Mandala is not immune to problems ­updating the workarounds added to the reservations system. "As soon as they [Navitaire] update their system we have to run around and update our system. We very much avoid doing updates," confesses Brady. "In the last update we lost ATM payment for 12 hours when we ran around fixing it."

The big bonus is that ATMs are a much cheaper way of getting paid in countries where credit card payments are expensive to process. They could also offer advantages in other parts of the world, for instance in the US, where cash flow ­difficulties have forced airlines into administration.
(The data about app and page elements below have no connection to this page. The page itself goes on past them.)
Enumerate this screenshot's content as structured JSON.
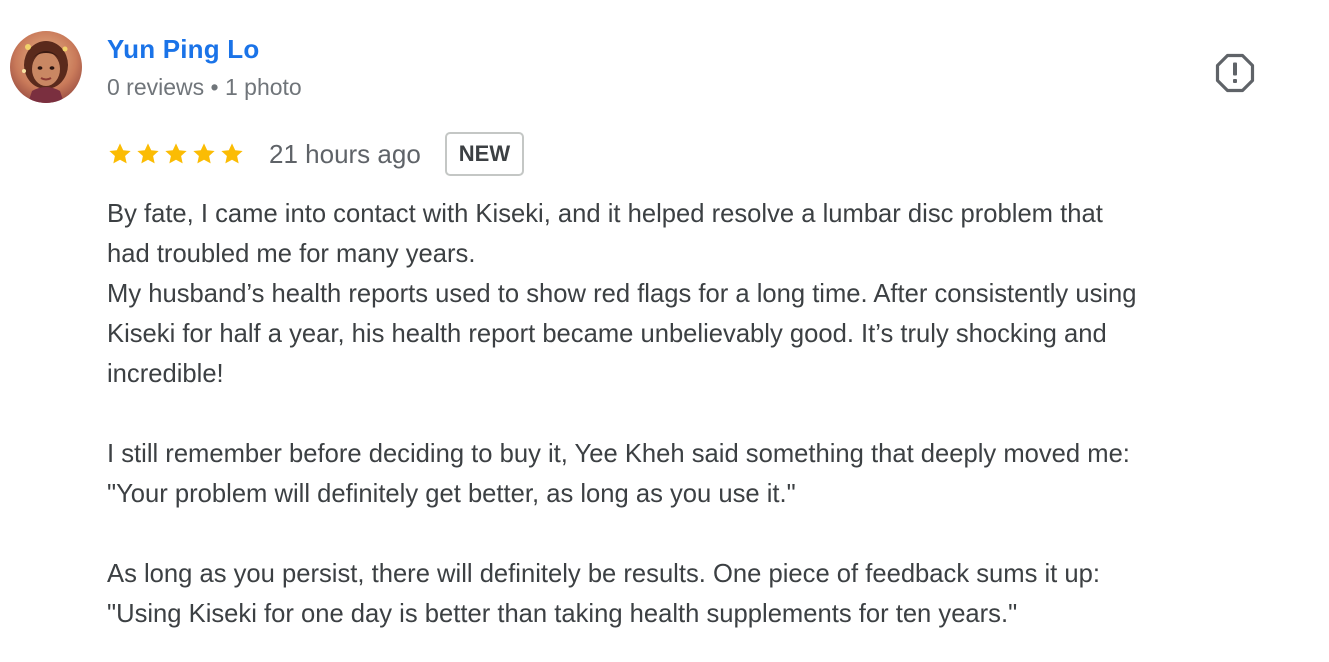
{
  "reviewer": {
    "name": "Yun Ping Lo",
    "meta": "0 reviews • 1 photo"
  },
  "review": {
    "rating": 5,
    "rating_max": 5,
    "time": "21 hours ago",
    "badge": "NEW",
    "lines": [
      "By fate, I came into contact with Kiseki, and it helped resolve a lumbar disc problem that",
      "had troubled me for many years.",
      "My husband’s health reports used to show red flags for a long time. After consistently using",
      "Kiseki for half a year, his health report became unbelievably good. It’s truly shocking and",
      "incredible!",
      "",
      "I still remember before deciding to buy it, Yee Kheh said something that deeply moved me:",
      "\"Your problem will definitely get better, as long as you use it.\"",
      "",
      "As long as you persist, there will definitely be results. One piece of feedback sums it up:",
      "\"Using Kiseki for one day is better than taking health supplements for ten years.\""
    ]
  },
  "icons": {
    "avatar": "avatar-photo",
    "star": "star-icon",
    "report": "report-flag-icon"
  },
  "colors": {
    "name": "#1a73e8",
    "star": "#fbbc04",
    "text": "#3c4043",
    "meta": "#70757a"
  }
}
"We think we will probably see airlines develop payment systems that might exclude credit cards," predicts Brady. "Because credit cards are more expensive and if banks are holding back on credit cards, airlines will be forced to find other solutions to release that liquidity."


FUTURE CHALLENGES: THE SUPPLIERS VIEW

As business models across the low-cost and full-service spectrum continue to converge, Amadeus is building up the capabilities of its system to deal with unbundling of products in any channel, not just the web. From the low-cost perspective, this year it expects to add in the ability for airlines with ticketless products to seamlessly issue tickets as they need to on the same platform.

Giving airlines the ability to differentiate themselves in how their product is listed is a big issue still to be solved, says Amadeus director of IT sales Paul Heighway. "A lot of work is happening on the product distribution side to allow all the information to be provided across all the distribution channels."

Providing differentiation opportunities for airlines is also high on the agenda for Travelport, and vice-president of airline business development Kevin Ficco says new tools coming down the line will include point-of-sale and merchandising tools plus new payment options. In addition, Travelport's interlining hub is being expanded to accommodate other types of connections such as interlining through check-in.

THIRD-GENERATION PRODUCTS

Navitaire will be rolling out a third-generation product with interline check-in, codesharing and GDS in 2009. Managing director John Dabkowski says: "A lot of airlines are hunkering down on anything that can reduce their costs very quickly without impacting on clients, and they are looking for very short payback periods on anything that captures incremental revenue."

Agility to take on characteristics of any business model and develop revenue from ancillary services will be the name of the game going forward for low-costs, hybrids and full-service carriers alike.

With this in mind, SITA is developing its Horizon suite to include interfaces for hybrid operation, increased self-service passenger processing and improved customer servicing and ancillary capabilities.

The critical issue will be how to support ancillary revenues in a simplistic manner so that revenue gains are not wiped out by the fulfilment of processes and exception processes. "Some airlines have been shocked to learn that passengers were paying upfront for a service that was on average costing them more than they were charging after they looked at their fully loaded costs," says SITA chief executive Francesco Violante, adding: "As distribution and partnering issues are solved, more focus will be placed on the value of timely information."

Read our earlier feature on whether reservations platform technology can deliver: flightglobal.com/itreservations